It is estimated that up to 75% of youth with ADHD have sleep problems. And, experimental studies that manipulate sleep quantity have demonstrated a causal link between sleep and ADHD behavior in children.
However, there has been no prior work in which sleep duration has been manipulated in adolescents diagnosed with ADHD. Evidence of a causal link between sleep quantity and ADHD symptoms in adolescents would provide additional support for including sleep as an intervention target in teens with ADHD, especially for those with known sleep difficulties.
This issue was addressed in a study published online recently in the Journal of the American Academy of Child and Adolescent Psychiatry.
The New Study
Participants were 72 14–17-year olds diagnosed with ADHD. The study involved a 3‑week sleep protocol with an experimental cross over design. After a one-week baseline period, youth participated in one-week of sleep restriction and one-week of sleep extension.
During the restriction week, teens adjusted their bedtime to allow no more than 6.5 hours in bed. During the extension week, bedtime was adjusted to provide 9.5 hours in bed. The order of restriction and extension weeks was counterbalanced across participants.
Sleep was measured using a wrist-mounted actigraph. This confirmed that participants obtained 1.6 more hours of sleep on average during the extension week compared to the restriction week.
Daytime sleepiness and ADHD symptoms were measured at the end of each week using rating scales completed by parents and by adolescents.
Parents and teens also completed ratings of sluggish cognitive tempo (SCT), a set of attentional symptoms reflected by mental confusion, daydreaming, and ‘slowed’ behavior and thinking. SCT overlaps with, but is not identical to, the inattentive symptoms that characterize ADHD.
Finally, parents also completed ratings of their teen’s oppositional behavior.
As expected, large differences in daytime sleepiness were found in both parent and adolescent ratings, with greater sleepiness report for the sleep restriction week. Adolescents also reported more daytime napping during this week.
Parents reported that their teen showed significantly more attention problems and oppositional behavior during the sleep restriction week compared to the sleep extension week.; they also observed large differences related to sluggish cognitive tempo. Differences in hyperactive-impulsive behavior during restriction and extension weeks were not found.
The teens themselves did not report differences in attention problems between the restriction and extension weeks. However, they reported more symptoms of sluggish cognitive tempo and more hyperactive-impulsive behavior during the sleep restriction week.
The Key Takeaway
This study provides clear experimental evidence that how much teens with ADHD sleep has a significant impact on their attention and behavior. An additional 1.6 hours per night — the average difference in sleep during restriction and extension weeks — had impacts that were discernible to parents and, for some outcomes, to teens themselves.
The fact that these results are not surprising does not diminish their potential significance.

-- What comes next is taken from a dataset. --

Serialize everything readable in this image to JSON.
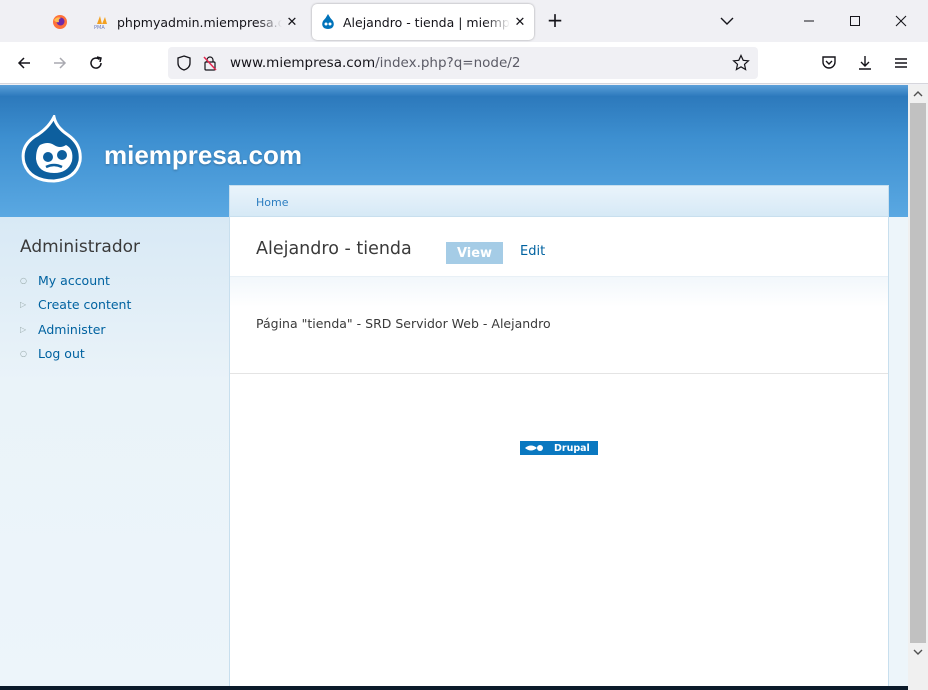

Increasing sleep is a safe, free, intervention that can make a meaningful difference.
What is surprising, however, is that that assessing sleep and intervening where indicated is not done for many youth with ADHD. While the impact of increasing sleep did not have as large an effect, on average, as medication, there is no reason not to include sleep assessment and intervention for nearly all youth with ADHD. There is virtually no cost to doing this and it can make a difference.
The study would have been stronger if data was also obtained from teachers to learn whether the benefits that parents observed were also observed at school. This is particularly true since parents were not ‘blind’ to sleep condition and their ratings may thus have been influenced by knowledge of whether their child was in the restriction or extension portion of the study. This could be addressed in subsequent research.
This limitation not withstanding, the study highlight a safe, inexpensive, and potentially valuable target for intervention in youth with ADHD that may often be overlooked.
– Dr. David Rabiner is a child clinical psychologist and Director of Undergraduate Studies in the Department of Psychology and Neuroscience at Duke University. He publishes the Attention Research Update, an online newsletter that helps parents, professionals, and educators keep up with the latest research on ADHD.